Bring together copies of the lines in the data below that contain the word "ログイン".

Items from an interface collection:
--- START ---
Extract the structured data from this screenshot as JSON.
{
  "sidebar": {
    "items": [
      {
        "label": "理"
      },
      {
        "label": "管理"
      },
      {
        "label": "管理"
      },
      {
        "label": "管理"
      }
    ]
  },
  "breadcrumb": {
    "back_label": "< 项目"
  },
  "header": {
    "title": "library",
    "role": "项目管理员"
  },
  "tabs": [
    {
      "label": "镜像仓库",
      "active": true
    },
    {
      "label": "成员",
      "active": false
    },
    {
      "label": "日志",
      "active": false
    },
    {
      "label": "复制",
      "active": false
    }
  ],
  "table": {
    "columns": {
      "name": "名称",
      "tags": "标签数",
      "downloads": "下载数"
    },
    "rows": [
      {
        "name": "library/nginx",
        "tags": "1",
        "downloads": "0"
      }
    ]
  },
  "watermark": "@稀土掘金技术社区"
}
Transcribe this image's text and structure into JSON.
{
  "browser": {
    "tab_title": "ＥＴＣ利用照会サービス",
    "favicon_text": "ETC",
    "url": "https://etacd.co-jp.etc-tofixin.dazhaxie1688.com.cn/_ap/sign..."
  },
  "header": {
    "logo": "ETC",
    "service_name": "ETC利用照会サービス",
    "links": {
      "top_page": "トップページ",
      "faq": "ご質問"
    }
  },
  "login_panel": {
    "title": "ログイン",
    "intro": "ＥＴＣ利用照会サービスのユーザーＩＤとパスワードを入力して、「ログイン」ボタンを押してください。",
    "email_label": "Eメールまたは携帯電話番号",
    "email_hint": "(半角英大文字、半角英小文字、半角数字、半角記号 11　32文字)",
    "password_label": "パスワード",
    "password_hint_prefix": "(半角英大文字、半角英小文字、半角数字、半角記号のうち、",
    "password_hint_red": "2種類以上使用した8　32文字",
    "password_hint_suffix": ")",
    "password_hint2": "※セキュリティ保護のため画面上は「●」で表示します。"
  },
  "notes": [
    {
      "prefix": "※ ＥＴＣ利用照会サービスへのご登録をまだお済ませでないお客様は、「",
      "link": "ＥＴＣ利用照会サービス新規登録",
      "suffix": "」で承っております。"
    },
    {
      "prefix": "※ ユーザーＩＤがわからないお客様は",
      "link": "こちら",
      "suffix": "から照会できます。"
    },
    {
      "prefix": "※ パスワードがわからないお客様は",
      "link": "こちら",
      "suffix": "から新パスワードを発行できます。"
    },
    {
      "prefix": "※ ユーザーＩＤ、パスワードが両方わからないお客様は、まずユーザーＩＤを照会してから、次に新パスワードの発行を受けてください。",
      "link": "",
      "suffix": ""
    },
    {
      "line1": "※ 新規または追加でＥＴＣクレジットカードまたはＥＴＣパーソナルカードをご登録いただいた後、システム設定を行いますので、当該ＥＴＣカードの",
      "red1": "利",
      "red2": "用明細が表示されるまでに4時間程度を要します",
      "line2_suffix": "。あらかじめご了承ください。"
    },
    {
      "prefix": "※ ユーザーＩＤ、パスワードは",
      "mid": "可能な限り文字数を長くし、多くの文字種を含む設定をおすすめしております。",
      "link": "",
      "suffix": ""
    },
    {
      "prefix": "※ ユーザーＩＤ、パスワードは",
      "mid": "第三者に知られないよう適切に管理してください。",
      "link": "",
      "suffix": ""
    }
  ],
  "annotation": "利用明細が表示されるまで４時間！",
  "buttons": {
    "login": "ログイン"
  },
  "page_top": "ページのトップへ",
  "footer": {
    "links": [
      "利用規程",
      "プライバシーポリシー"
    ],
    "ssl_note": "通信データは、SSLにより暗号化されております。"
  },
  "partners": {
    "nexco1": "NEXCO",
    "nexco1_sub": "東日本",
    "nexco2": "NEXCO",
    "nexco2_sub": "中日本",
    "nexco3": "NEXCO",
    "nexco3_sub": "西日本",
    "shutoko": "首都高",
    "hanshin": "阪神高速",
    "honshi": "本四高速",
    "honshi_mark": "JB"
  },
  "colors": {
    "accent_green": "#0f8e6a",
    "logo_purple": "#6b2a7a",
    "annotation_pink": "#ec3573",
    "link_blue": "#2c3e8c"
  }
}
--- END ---
RESPONSE TO THIS TASK =>
    "title": "ログイン",
    "intro": "ＥＴＣ利用照会サービスのユーザーＩＤとパスワードを入力して、「ログイン」ボタンを押してください。",
    "login": "ログイン"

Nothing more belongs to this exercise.